Unless you’re building a Lego spaceship with your kids, construction is never a spontaneous or fast process. The project life cycle begins when its owner identifies a need for a new structure or public improvement and ends when all work has been completed and approved by the appropriate authorities. During that time, all steps and decisions are guided by the project schedule.
A flawless construction schedule is a blueprint for success. Companies use them to stay on track and periodically assess whether the projected completion date is still realistic. They also make it easier to keep on top of the multiple details involved. Labor and materials costs, design approval, and obtaining all necessary permits are only the tip of the iceberg. By creating a project management schedule, you put together a clear plan that can be shared with everyone on the team.
The many functions of a construction schedule include:
Understanding the basics of construction scheduling is a critical part of the development and management of construction projects. When you put together a well-planned schedule for your client, it specifies how the work will get done and outlines the pace of delivery for each milestone. Other benefits include:
I would also argue that a sound schedule will help your client save money, as you can identify the activities that may have to be done during cooler weather and apply pricing protection measures. Whichever way you look at it, the right scheduling system will support team efficiency and make it possible to complete the project on time.
Now, let’s take a look at how to build and schedule construction projects. It starts with the documentation of key project data, which can then be migrated into a scheduling tool to generate a timeline.
All construction schedules should include the following information:
Once you’ve listed all these details, it’s time to:
There are many tools available that allow you to build a schedule from scratch or modify a template to meet your client’s project type and its needs. Whichever one you go with, you’ll want to ensure that it provides a long-term overview, supports instant updates, and can speedily convey updates to everyone on the team.
We’ll start with my personal favorite: Teamweek.
Teamweek is a browser-based project management tool that’s easy to use but powerful enough to build complex project timelines and construction schedules. I’ve used it to build schedules for residential and commercial contractors, construction companies, and even interior designers who wanted to add surface touches to completed projects.
It uses Gantt charts to create clean and attractive project timelines. To add a task, all you have to do is indicate start and completion dates by clicking on the timeline, filling in the details, and assigning it to a team member.
Teamweek Gantt charts are a modern variation on the bar charts that were traditionally used to create a construction schedule and identify the necessary resources for a particular project. Bar charts were grid sheets with the project tasks listed vertically in the column one and the timeline mapped out in the first row.

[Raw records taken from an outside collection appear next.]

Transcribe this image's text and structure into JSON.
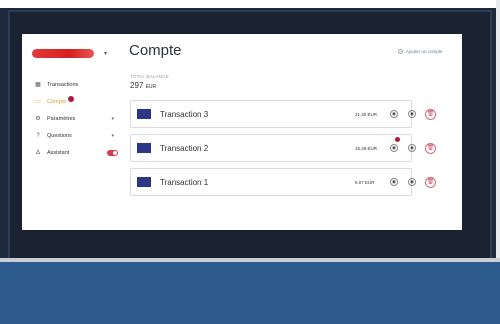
{
  "sidebar": {
    "items": [
      {
        "label": "Transactions",
        "icon": "grid-icon"
      },
      {
        "label": "Compte",
        "icon": "wallet-icon",
        "active": true
      },
      {
        "label": "Paramètres",
        "icon": "gear-icon"
      },
      {
        "label": "Questions",
        "icon": "help-icon"
      },
      {
        "label": "Assistant",
        "icon": "assistant-icon"
      }
    ]
  },
  "header": {
    "title": "Compte",
    "add_account_label": "Ajouter un compte"
  },
  "balance": {
    "label": "TOTAL BALANCE",
    "value": "297",
    "currency": "EUR"
  },
  "transactions": [
    {
      "name": "Transaction 3",
      "amount": "21.30 EUR"
    },
    {
      "name": "Transaction 2",
      "amount": "15.29 EUR"
    },
    {
      "name": "Transaction 1",
      "amount": "6.07 EUR"
    }
  ],
  "colors": {
    "accent": "#e0a030",
    "swatch": "#2d3585",
    "danger": "#c94a60",
    "toggle": "#d93a4a"
  }
}
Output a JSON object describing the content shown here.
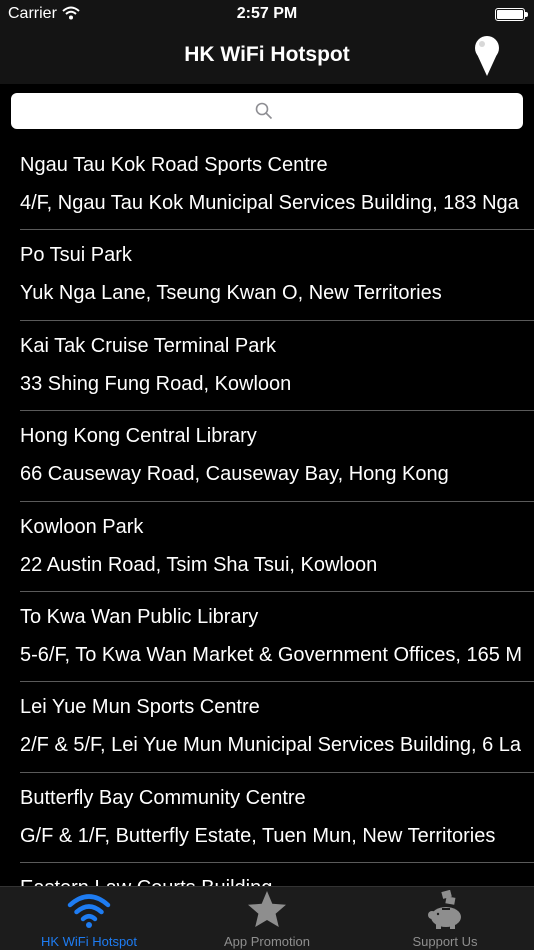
{
  "status_bar": {
    "carrier": "Carrier",
    "time": "2:57 PM"
  },
  "nav": {
    "title": "HK WiFi Hotspot"
  },
  "search": {
    "placeholder": "",
    "value": ""
  },
  "list": [
    {
      "name": "Ngau Tau Kok Road Sports Centre",
      "address": "4/F, Ngau Tau Kok Municipal Services Building, 183 Nga"
    },
    {
      "name": "Po Tsui Park",
      "address": "Yuk Nga Lane, Tseung Kwan O, New Territories"
    },
    {
      "name": "Kai Tak Cruise Terminal Park",
      "address": "33 Shing Fung Road, Kowloon"
    },
    {
      "name": "Hong Kong Central Library",
      "address": "66 Causeway Road, Causeway Bay, Hong Kong"
    },
    {
      "name": "Kowloon Park",
      "address": "22 Austin Road, Tsim Sha Tsui, Kowloon"
    },
    {
      "name": "To Kwa Wan Public Library",
      "address": "5-6/F, To Kwa Wan Market & Government Offices, 165 M"
    },
    {
      "name": "Lei Yue Mun Sports Centre",
      "address": "2/F & 5/F, Lei Yue Mun Municipal Services Building, 6 La"
    },
    {
      "name": "Butterfly Bay Community Centre",
      "address": "G/F & 1/F, Butterfly Estate, Tuen Mun, New Territories"
    },
    {
      "name": "Eastern Law Courts Building",
      "address": ""
    }
  ],
  "tabs": [
    {
      "label": "HK WiFi Hotspot",
      "icon": "wifi-icon",
      "active": true
    },
    {
      "label": "App Promotion",
      "icon": "star-icon",
      "active": false
    },
    {
      "label": "Support Us",
      "icon": "piggy-bank-icon",
      "active": false
    }
  ],
  "colors": {
    "accent": "#1e7cf2",
    "bar_background": "#141414",
    "tab_inactive": "#8e8e8e",
    "separator": "#5a5a5a"
  }
}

Tasks were mapped out on the grid and usually color-coded according to project stage or milestone. At one time, I did them in Excel, but since I discovered the dynamic versatility offered by Teamweek, I haven’t looked back.
One of the biggest advantages that Teamweek presented for my construction clients was an app with a clean and legible interface. Many team members work on site, with only their phones to send and receive status reports. The Teamweek app also has all the features of the browser version, so I could communicate schedule status and updates on the go.
If you work for a nonprofit or your team doesn’t exceed five people, Teamweek is free to use. Unlike some project management software, the free version is not a pale shadow of the paid program. It has all the features and versatility you need to smoothly build a construction schedule.
Bar charts aren’t the only scheduling technique used in the construction industry. Critical path project management is also widely applied. With this technique, each activity is linked to past and future ones, so that expensive conflict can be avoided. One popular construction scheduling software that uses the critical path approach is Phoenix Project Manager.
This scheduling tool is full of rich features, such as graphic bar charts and network views. You can apply filters to check on specific aspects of the project and the built-in CPM checker supports ongoing schedule quality, which is a major bonus. You can use it to identify problems before they can impact the project. Another powerful tool is the Network Diagram, a project overview that makes it easy to follow the critical path.
Phoenix Project Manager is apparently also popular with energy and utility companies wanting to maximize up-time and reduce plant shutdowns. It’s a versatile program that can be successfully migrated from one project type to the next.
Line of balance scheduling has been used in industrial manufacturing and planning since the 1940s, when it was developed by the Goodyear company. It consists of a series of inclined lines that symbolize the working rate between repetitive operations in a construction timeline. Also known as the repetitive scheduling method, line of balance scheduling is often seen on repetitive work such as high-rise buildings and underground tunnels.
Tilos is a leading scheduling software package that uses this scheduling model as its basis. It automates time-location diagrams and formats then so that the entire project scope is presented along the time and distance axes. All of these details appear on a single screen, so you can easily see when scheduling or task allocation clashes occur.
I haven’t used TILOS myself, but I have colleagues who like the way the program allows them to monitor progress in real-time and immediately update project data when changes occur. Despite the distance element, which you don’t find in other construction scheduling tools, they say that it’s intuitive and boasts an easier learning curve than other programs that they have used. If your clients specialize in linear projects like pipeline and road construction, TILOS appears to be worth checking out.
Proper scheduling is critical to the success of every construction project. Fortunately, there are several quality construction schedule templates and software available to help you prepare a timeline that covers all the necessary activities. Once you find one that works for you and your client, get ready to take your business to the next level.